I’ve lived in Europe for almost fifteen years. One thing it’s taught me firsthand is the crucial role the ambient culture plays in people’s beliefs and actions.
My first example came before I even made it to Europe. On a lunch date with my future husband, then a graduate student from the Netherlands, circumcision came up. I told him how I’d agonized over the right thing to do, should my first child turn out to be a boy. He said, “Are you Jewish?” When I quizzically said no, he blinked, aghast. “Then why would you even consider it?”
And so I learned that in the Netherlands and, indeed, the rest of Europe, circumcision isn’t a thing that’s routinely done to infant boys.

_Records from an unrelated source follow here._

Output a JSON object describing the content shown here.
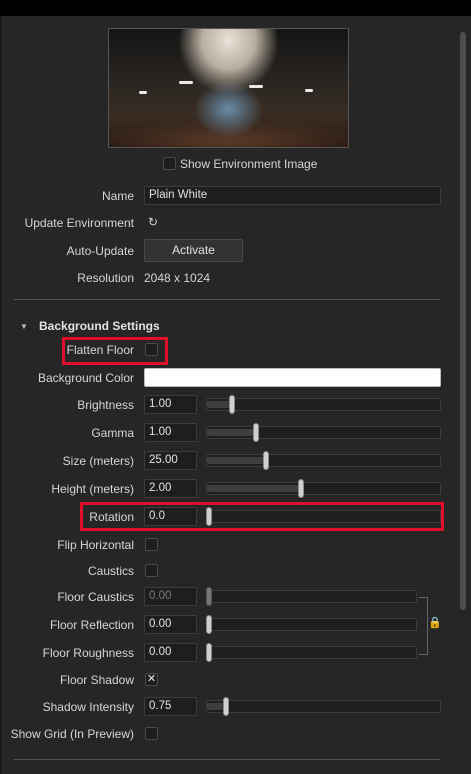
{
  "environment": {
    "show_image_label": "Show Environment Image",
    "name_label": "Name",
    "name_value": "Plain White",
    "update_label": "Update Environment",
    "update_icon": "refresh-icon",
    "auto_update_label": "Auto-Update",
    "activate_button": "Activate",
    "resolution_label": "Resolution",
    "resolution_value": "2048 x 1024"
  },
  "background": {
    "section_title": "Background Settings",
    "flatten_floor_label": "Flatten Floor",
    "background_color_label": "Background Color",
    "background_color_value": "#ffffff",
    "brightness": {
      "label": "Brightness",
      "value": "1.00",
      "level": 0.1
    },
    "gamma": {
      "label": "Gamma",
      "value": "1.00",
      "level": 0.21
    },
    "size": {
      "label": "Size (meters)",
      "value": "25.00",
      "level": 0.25
    },
    "height": {
      "label": "Height (meters)",
      "value": "2.00",
      "level": 0.4
    },
    "rotation": {
      "label": "Rotation",
      "value": "0.0",
      "level": 0.0
    },
    "flip_horizontal_label": "Flip Horizontal",
    "caustics_label": "Caustics",
    "floor_caustics": {
      "label": "Floor Caustics",
      "value": "0.00",
      "level": 0.0
    },
    "floor_reflection": {
      "label": "Floor Reflection",
      "value": "0.00",
      "level": 0.0
    },
    "floor_roughness": {
      "label": "Floor Roughness",
      "value": "0.00",
      "level": 0.0
    },
    "floor_shadow_label": "Floor Shadow",
    "floor_shadow_check": "✕",
    "shadow_intensity": {
      "label": "Shadow Intensity",
      "value": "0.75",
      "level": 0.08
    },
    "show_grid_label": "Show Grid (In Preview)"
  },
  "colors": {
    "highlight": "#e0102a",
    "panel": "#262626"
  }
}
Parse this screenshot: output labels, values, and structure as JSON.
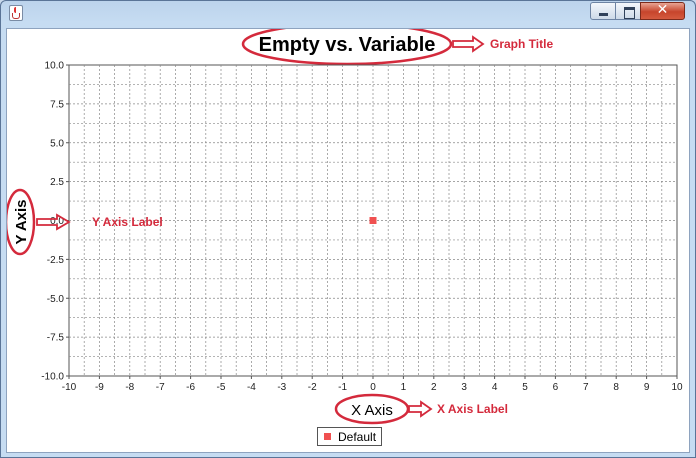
{
  "window": {
    "icon": "java-cup-icon",
    "buttons": {
      "minimize": "minimize-icon",
      "maximize": "maximize-icon",
      "close": "✕"
    }
  },
  "colors": {
    "annotation": "#d42a3c",
    "series_point": "#f05050",
    "grid": "#888888"
  },
  "annotations": {
    "graph_title": "Graph Title",
    "y_axis_label": "Y Axis Label",
    "x_axis_label": "X Axis Label"
  },
  "chart_data": {
    "type": "scatter",
    "title": "Empty vs. Variable",
    "xlabel": "X Axis",
    "ylabel": "Y Axis",
    "xlim": [
      -10,
      10
    ],
    "ylim": [
      -10,
      10
    ],
    "xticks": [
      -10,
      -9,
      -8,
      -7,
      -6,
      -5,
      -4,
      -3,
      -2,
      -1,
      0,
      1,
      2,
      3,
      4,
      5,
      6,
      7,
      8,
      9,
      10
    ],
    "yticks": [
      "10.0",
      "7.5",
      "5.0",
      "2.5",
      "0.0",
      "-2.5",
      "-5.0",
      "-7.5",
      "-10.0"
    ],
    "grid": true,
    "legend_position": "bottom",
    "series": [
      {
        "name": "Default",
        "x": [
          0
        ],
        "y": [
          0
        ]
      }
    ]
  }
}
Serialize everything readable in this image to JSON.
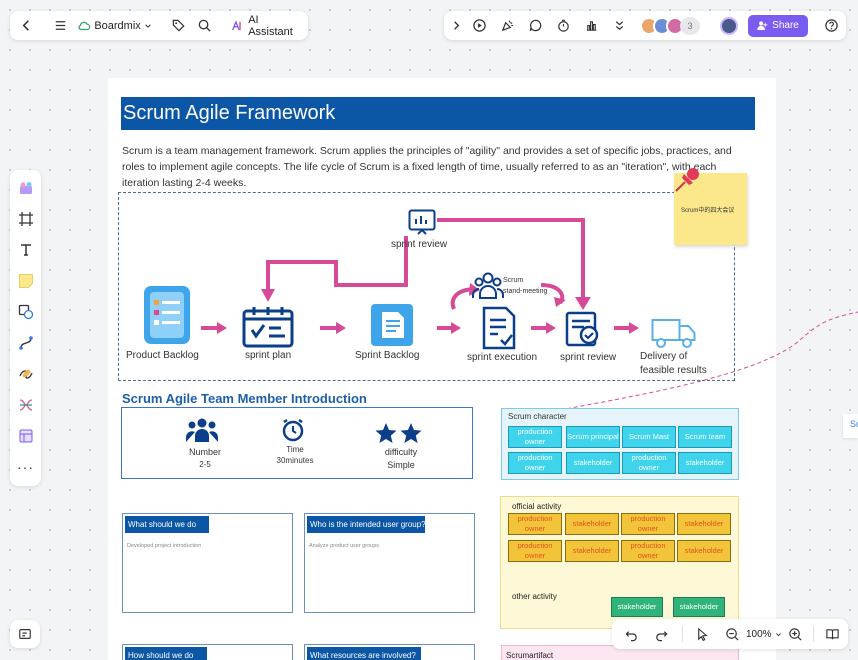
{
  "toolbar": {
    "board_name": "Boardmix",
    "ai_label": "AI Assistant",
    "collab_count": "3",
    "share_label": "Share"
  },
  "doc": {
    "title": "Scrum Agile Framework",
    "intro": "Scrum is a team management framework. Scrum applies the principles of \"agility\" and provides a set of specific jobs, practices, and roles to implement agile concepts. The life cycle of Scrum is a fixed length of time, usually referred to as an \"iteration\", with each iteration lasting 2-4 weeks.",
    "sticky_note": "Scrum中的四大会议",
    "flow": {
      "product_backlog": "Product Backlog",
      "sprint_plan": "sprint plan",
      "sprint_backlog": "Sprint Backlog",
      "sprint_execution": "sprint execution",
      "sprint_review_top": "sprint review",
      "sprint_review": "sprint review",
      "scrum_standup": "Scrum\nstand-meeting",
      "delivery": "Delivery of\nfeasible results"
    },
    "team_section_title": "Scrum Agile Team Member Introduction",
    "team_info": [
      {
        "label": "Number",
        "value": "2-5"
      },
      {
        "label": "Time",
        "value": "30minutes"
      },
      {
        "label": "difficulty",
        "value": "Simple"
      }
    ],
    "questions": [
      {
        "title": "What should we do",
        "sub": "Developed project introduction"
      },
      {
        "title": "Who is the intended user group?",
        "sub": "Analyze product user groups"
      },
      {
        "title": "How should we do",
        "sub": ""
      },
      {
        "title": "What resources are involved?",
        "sub": ""
      }
    ],
    "scrum_character": {
      "title": "Scrum character",
      "chips": [
        "production owner",
        "Scrum principal",
        "Scrum Mast",
        "Scrum team",
        "production owner",
        "stakeholder",
        "production owner",
        "stakeholder"
      ]
    },
    "official_activity": {
      "title": "official activity",
      "chips": [
        "production owner",
        "stakeholder",
        "production owner",
        "stakeholder",
        "production owner",
        "stakeholder",
        "production owner",
        "stakeholder"
      ]
    },
    "other_activity": {
      "title": "other activity",
      "chips": [
        "stakeholder",
        "stakeholder"
      ]
    },
    "scrum_artifact": {
      "title": "Scrumartifact"
    }
  },
  "right_edge_text": "Sc",
  "zoom": {
    "level": "100%"
  },
  "colors": {
    "accent": "#7b5cf0",
    "title_blue": "#0b57a5",
    "flow_pink": "#d64a98",
    "cyan": "#3fd3ec",
    "orange": "#f2c43a",
    "green": "#2fb37a"
  }
}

It is not a medical decision. There’s no need to agonize about it at all.
My second example came when the first elections rolled around in my new country. To my astonishment, no one was talking about same-sex marriage. Same-sex marriage was not a campaign issue. It was just a thing that was legal. And most of the Dutch population, Christian or otherwise, takes that right pretty much for granted now.
But not everyone does, of course. And in the multi-party system of the Netherlands, their voices are also represented. In the Netherlands, the 150 seats in the House of Representatives are divided among all the country’s political parties—seventeen, as of this writing—according to the percentage of the popular vote they receive. It’s pretty much impossible for one party to have anything even close to a majority—forty seats is a whopping number. In the Netherlands, it’s a given that parties representing diverse viewpoints from hardcore socialism to fundamentalist Christianity must work together to govern the country.
Ambient culture is determined by two major factors: a country’s laws and its educational system. The thing is, most people are pretty much born a blank slate for many issues. There’s nothing innate about a whole lot of the things we feel passionate about. Our beliefs about them are learned. And they can be unlearned. That’s good news, when the beliefs are oppressive and harmful. But it’s also bad news, as I learned from investigative journalist Elles van Gelder.
In 2012, Van Gelder wrote an article on right-wing survival camps for white Afrikaner youth.[*] When she met the boys attending, the first generation born after apartheid into the rainbow nation, they said things like “We have to fight racism.” Nine grueling days later, they were unanimous again: “The enemy is the black man.”
So, America, our first challenge is to keep the hooligans from changing our culture for the worse. From normalizing hatred of the other, starting now, and from codifying that hatred in legislation come January 21st.
Our second, concurrent challenge is to change our ambient culture for the better, through education and political reform.
And then we stay vigilant. Forever.
[*] Watch the multimedia production of this story by Van Gelder and photojournalist Ilvy Njiokiktjien.
“The Water We Swim In: Ambient Culture as a Shaper of Belief” by Grayson Bray Morris is licensed under a Creative Commons Attribution-ShareAlike 4.0 International License.